- _Required action_
Check every line of the records below for the string "icon" and copy the ones that have it.

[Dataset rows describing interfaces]
►

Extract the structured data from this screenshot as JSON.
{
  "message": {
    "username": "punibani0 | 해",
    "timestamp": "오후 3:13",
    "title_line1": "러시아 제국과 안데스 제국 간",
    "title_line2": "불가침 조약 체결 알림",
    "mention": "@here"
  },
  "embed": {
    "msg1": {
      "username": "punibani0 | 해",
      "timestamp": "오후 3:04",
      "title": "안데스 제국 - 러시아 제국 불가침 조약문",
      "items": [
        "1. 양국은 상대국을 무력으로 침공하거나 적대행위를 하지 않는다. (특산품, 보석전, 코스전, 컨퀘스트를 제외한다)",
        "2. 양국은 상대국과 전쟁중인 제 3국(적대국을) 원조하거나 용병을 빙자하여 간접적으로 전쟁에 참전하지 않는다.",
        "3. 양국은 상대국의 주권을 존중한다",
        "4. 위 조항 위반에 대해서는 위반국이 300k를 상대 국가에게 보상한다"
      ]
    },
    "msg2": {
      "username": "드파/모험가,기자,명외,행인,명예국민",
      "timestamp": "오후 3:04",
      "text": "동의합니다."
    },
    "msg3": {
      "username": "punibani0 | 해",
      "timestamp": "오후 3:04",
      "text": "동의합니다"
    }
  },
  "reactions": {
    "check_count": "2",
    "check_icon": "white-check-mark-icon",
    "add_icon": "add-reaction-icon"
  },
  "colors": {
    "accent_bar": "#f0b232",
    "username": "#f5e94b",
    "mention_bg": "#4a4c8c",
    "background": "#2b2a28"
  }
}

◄

- _Result of this task_
    "check_icon": "white-check-mark-icon",
    "add_icon": "add-reaction-icon"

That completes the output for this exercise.